What's 'Bugging' You?
Mosquitoes got you down this summer? Ticks? Roaches? Now is a great time to challenge students to learn more about the fascinating world of bugs! Try some of these activities and check out some informative sites.
They're in your grass and in the air. They're in your house and in your pool. They're in your bed and on your pets! They're everywhere! Bugs!
And at no time of year are bugs more plentiful than they are during the summer months! This is the perfect time of year to "get the bug" and to challenge your amateur entomologists to get outdoors and do some investigating.
The world is full of bugs. Some experts estimate that there might be as many as ten million different species of bugs!
If you gathered together all the world's bugs in one place and weighed them, those bugs would weigh more than all the world's people and animals put together!
If you gathered together in one place all the world's ants, it would take a long time to count them -- all ten thousand trillion of them!
And did you know that in some parts of the world insects are an important part of people's diets? Insect eaters say that termites taste like pineapple and bees have a nutty flavor.
Following are a handful of activities and a swarm of Internet connections that you might use to motivate and challenge your students to learn more about what's bugging them. Ready? Set? Go buggy!
- Spider Math. Did you know that a spider can eat its own weight in food each day. Do you eat your own weight each day? Invite students to calculate how many quarter-pound hamburgers they would have to eat today in order to eat their own weight!
- Hands-On Science: An Insect's Senses. Many insects use their antennae to feel their surroundings. Invite students to choose a partner. One partner blindfolds the other and hands that person two straws. Then the partner without the blindfold places an object on a table (for example, a book, a box of tissue, or a thermos). The blindfolded partner must try to use the straw "feelers" to determine whcat the object is.

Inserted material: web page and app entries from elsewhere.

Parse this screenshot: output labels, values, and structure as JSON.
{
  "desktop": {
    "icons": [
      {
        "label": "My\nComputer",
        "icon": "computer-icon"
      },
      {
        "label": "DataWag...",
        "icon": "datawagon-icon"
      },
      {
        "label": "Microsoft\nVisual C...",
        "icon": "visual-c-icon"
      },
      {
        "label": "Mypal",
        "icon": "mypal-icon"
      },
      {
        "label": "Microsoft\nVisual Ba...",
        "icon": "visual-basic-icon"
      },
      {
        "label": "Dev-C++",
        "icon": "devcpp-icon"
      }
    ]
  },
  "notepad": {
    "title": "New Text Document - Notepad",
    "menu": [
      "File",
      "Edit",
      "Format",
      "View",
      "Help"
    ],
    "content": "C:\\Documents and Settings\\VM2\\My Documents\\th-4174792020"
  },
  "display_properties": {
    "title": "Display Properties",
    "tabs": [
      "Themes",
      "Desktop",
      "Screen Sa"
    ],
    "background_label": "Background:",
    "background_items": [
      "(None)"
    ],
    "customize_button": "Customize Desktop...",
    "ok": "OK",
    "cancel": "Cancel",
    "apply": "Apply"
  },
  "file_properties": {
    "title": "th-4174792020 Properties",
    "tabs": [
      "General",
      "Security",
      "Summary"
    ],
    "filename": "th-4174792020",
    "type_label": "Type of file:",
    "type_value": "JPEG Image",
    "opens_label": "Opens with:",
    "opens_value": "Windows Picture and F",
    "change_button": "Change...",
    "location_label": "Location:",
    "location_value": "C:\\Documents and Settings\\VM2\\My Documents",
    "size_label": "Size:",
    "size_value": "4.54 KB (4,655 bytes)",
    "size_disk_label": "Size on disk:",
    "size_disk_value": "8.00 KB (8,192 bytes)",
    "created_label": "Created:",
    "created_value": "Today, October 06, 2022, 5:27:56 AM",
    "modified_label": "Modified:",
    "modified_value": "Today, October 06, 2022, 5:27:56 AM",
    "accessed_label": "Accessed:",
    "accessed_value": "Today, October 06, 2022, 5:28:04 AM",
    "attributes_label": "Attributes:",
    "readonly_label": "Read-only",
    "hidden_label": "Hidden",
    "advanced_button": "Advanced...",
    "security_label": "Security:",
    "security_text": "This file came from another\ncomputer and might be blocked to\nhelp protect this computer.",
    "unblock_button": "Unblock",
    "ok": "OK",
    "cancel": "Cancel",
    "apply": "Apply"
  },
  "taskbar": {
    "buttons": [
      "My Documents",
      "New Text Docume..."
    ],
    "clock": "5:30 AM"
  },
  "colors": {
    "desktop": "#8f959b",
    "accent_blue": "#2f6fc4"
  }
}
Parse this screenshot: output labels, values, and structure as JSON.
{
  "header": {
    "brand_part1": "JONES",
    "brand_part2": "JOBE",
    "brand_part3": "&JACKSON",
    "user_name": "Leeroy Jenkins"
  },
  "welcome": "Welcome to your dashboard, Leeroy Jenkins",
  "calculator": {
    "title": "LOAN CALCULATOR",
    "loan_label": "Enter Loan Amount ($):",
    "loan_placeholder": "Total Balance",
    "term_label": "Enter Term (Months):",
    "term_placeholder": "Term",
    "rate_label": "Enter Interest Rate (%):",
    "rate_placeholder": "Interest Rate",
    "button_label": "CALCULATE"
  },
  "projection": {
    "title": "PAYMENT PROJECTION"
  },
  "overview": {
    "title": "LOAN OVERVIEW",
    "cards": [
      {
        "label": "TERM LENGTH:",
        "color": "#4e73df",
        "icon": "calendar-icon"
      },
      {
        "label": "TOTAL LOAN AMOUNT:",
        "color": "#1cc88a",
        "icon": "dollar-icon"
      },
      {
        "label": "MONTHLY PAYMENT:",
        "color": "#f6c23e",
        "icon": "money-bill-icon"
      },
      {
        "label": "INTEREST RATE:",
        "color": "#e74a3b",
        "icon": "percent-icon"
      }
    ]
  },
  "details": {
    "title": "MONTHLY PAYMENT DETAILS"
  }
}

- Persuasive Essay - Bug Them! The United States has a National Bird (the bald eagle) but it doesn't have a National Insect. If you could choose one insect to be the National Insect, which insect would you choose? Invite students to write an essay in support of their choice. The more good reasons for choosing that insect, the better! Then invite students to share their essays with their classmates. Who made the most convincing argument? Which insect would the students choose to be the National Insect?
- Make a Book of Bug Riddles and Jokes. Bugs might not be a laughing matter--but there are tons of jokes about bugs. Invite students to share their favorite bug jokes. Create a book of the jokes, one joke per page with an illustration. Here are a few jokes to get you going!

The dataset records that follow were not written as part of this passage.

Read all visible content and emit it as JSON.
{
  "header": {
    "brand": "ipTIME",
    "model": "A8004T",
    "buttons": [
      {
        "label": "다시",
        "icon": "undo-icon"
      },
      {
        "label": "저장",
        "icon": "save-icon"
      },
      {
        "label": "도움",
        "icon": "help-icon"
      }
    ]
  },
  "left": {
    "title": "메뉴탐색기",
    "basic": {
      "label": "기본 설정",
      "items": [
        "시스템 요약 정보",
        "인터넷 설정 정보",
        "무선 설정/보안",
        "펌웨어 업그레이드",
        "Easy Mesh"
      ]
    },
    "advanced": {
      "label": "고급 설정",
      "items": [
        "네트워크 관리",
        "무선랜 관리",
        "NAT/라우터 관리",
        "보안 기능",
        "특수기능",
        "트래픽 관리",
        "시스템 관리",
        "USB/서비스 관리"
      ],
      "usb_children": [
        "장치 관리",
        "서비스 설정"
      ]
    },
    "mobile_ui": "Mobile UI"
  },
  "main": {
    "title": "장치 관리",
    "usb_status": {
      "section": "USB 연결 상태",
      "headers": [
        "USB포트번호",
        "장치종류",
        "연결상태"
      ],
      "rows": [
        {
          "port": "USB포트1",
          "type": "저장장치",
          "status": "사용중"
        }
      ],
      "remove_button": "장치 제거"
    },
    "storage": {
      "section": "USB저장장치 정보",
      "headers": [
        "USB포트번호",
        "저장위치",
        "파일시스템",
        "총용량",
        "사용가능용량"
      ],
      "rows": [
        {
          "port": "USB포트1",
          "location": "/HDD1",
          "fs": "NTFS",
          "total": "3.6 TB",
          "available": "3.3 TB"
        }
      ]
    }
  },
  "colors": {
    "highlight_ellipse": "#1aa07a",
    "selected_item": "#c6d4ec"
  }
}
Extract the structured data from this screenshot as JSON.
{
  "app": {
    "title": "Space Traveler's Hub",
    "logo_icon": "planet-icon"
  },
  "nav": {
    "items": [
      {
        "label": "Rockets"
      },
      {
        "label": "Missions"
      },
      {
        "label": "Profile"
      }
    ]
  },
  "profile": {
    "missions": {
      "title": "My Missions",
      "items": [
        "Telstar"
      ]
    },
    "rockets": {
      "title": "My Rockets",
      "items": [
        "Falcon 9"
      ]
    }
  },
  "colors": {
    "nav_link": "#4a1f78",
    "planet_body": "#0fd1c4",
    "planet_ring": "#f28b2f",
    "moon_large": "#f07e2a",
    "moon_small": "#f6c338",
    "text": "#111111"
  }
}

- What do you get if you cross a mosquito with a sheep?
- What do you call a bee that is born in the month of May?
- What's an ant's favorite song?
The National Ant-them!

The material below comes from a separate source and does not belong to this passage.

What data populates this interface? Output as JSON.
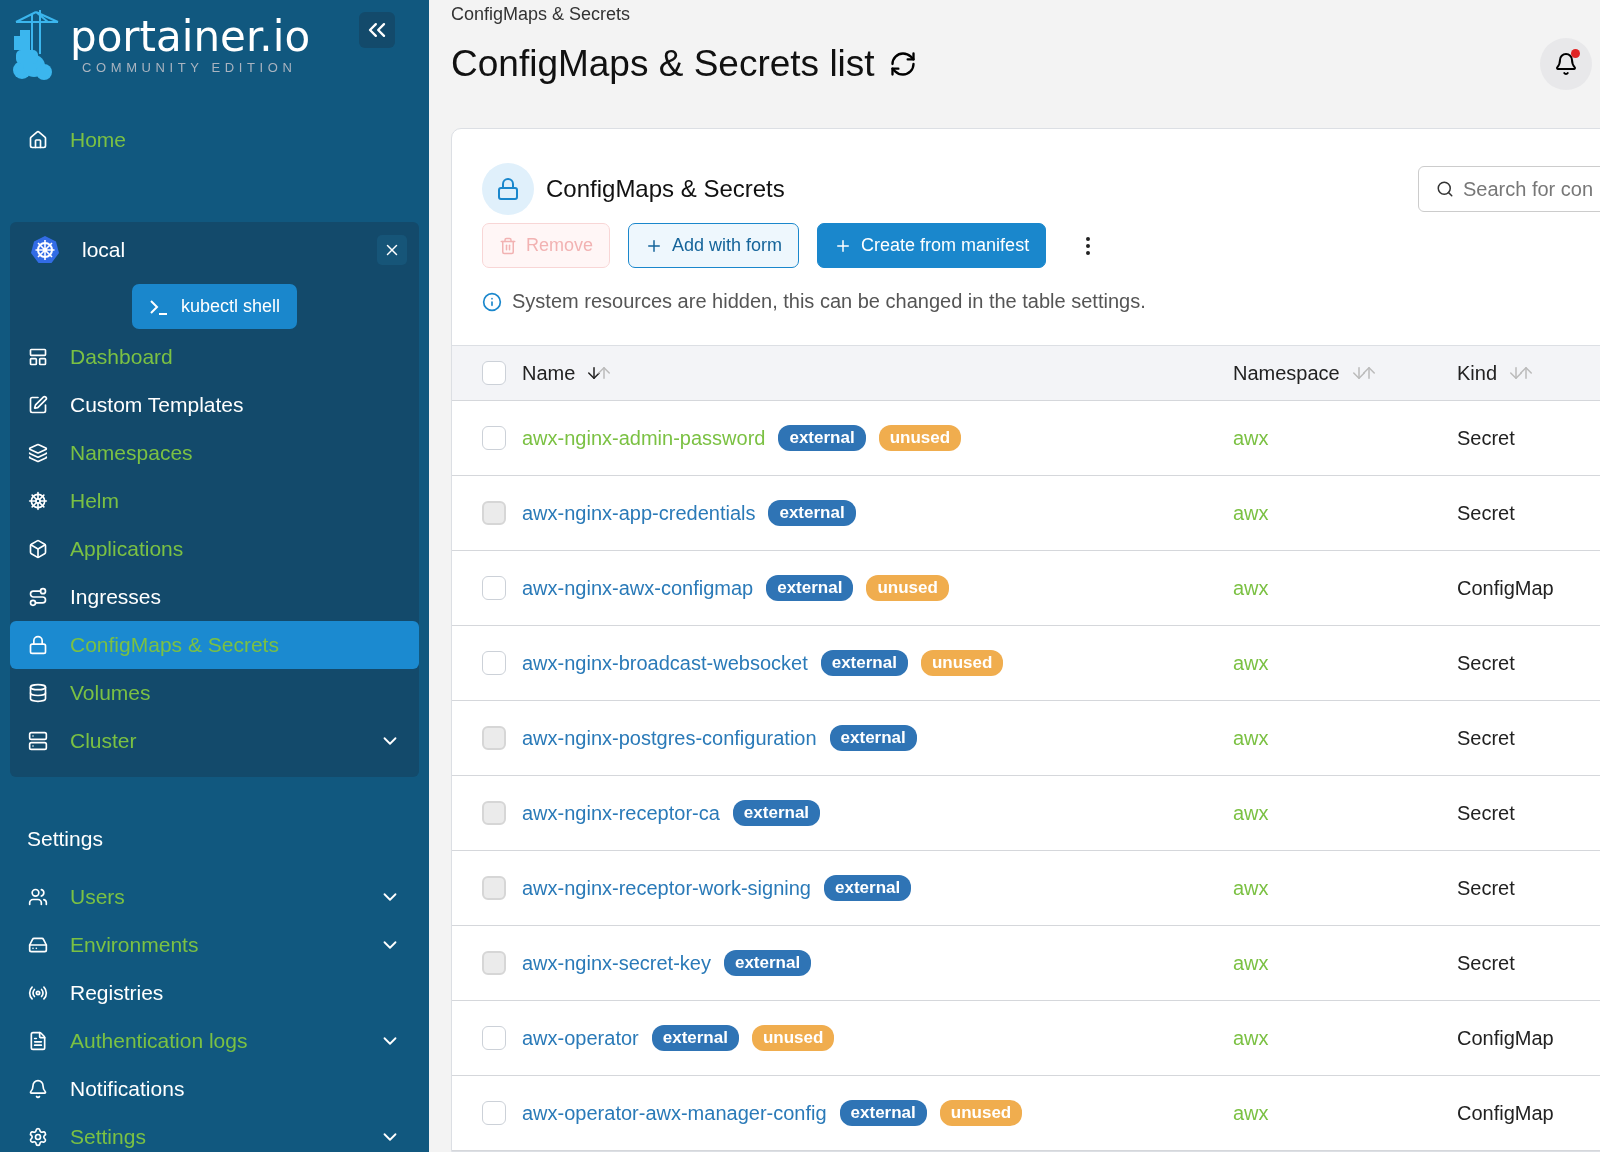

- What kind of bee has no stinger and no wings?
- Where can a spider always find a fly, even during the winter?
In Web-ster's Dictionary!
- What's the biggest ant in the world?
- What's a mosquito's favorite sport?
- Cooperative Group Activity. Divide the class into cooperative groups. Challenge each group to work together to create a list of insects---as many as they can name in five minutes. (For older students, with dictionaries handy, spelling counts!) Then bring the groups together. Create a class list. Which group seemed to come up with the largest number of uncommon insects?
- Pick a Bug/Gather the Facts. Invite each student to choose a bug from the list generated in the previous activity. Challenge students to learn more about the bugs they chose. Every student should gather five interesting facts about his/her bug to share with the class.
- Just for Fun--Bug Bingo! Create a Bingo game board with 16 squares. Invite students to write the word "FREE" in one square. In each of the other squares, in any order, students should write the name of another insect. (Use the class list from the previous activity.) While they're doing that, you can write the name of each insect from the list on a small slip of paper. Then place the slips in a container and draw insect names, one at a time, from the container. The first person to call "BUG BINGO!" is the winner.
- Science -- Insect or Spider? What's the difference? Invite students to find out. Have students complete a chart that will show the differences between insects and spiders.
|How many legs?
|How many body parts?
|Does it have antennae?
Entomology, the study of insects, is the subject of hundreds of Web sites. I've narrowed that list down to a dozen or so sites described here.
Article by Gary Hopkins
Education World® Editor in Chief
Copyright © 2003 Education World
Links last updated 07/03/11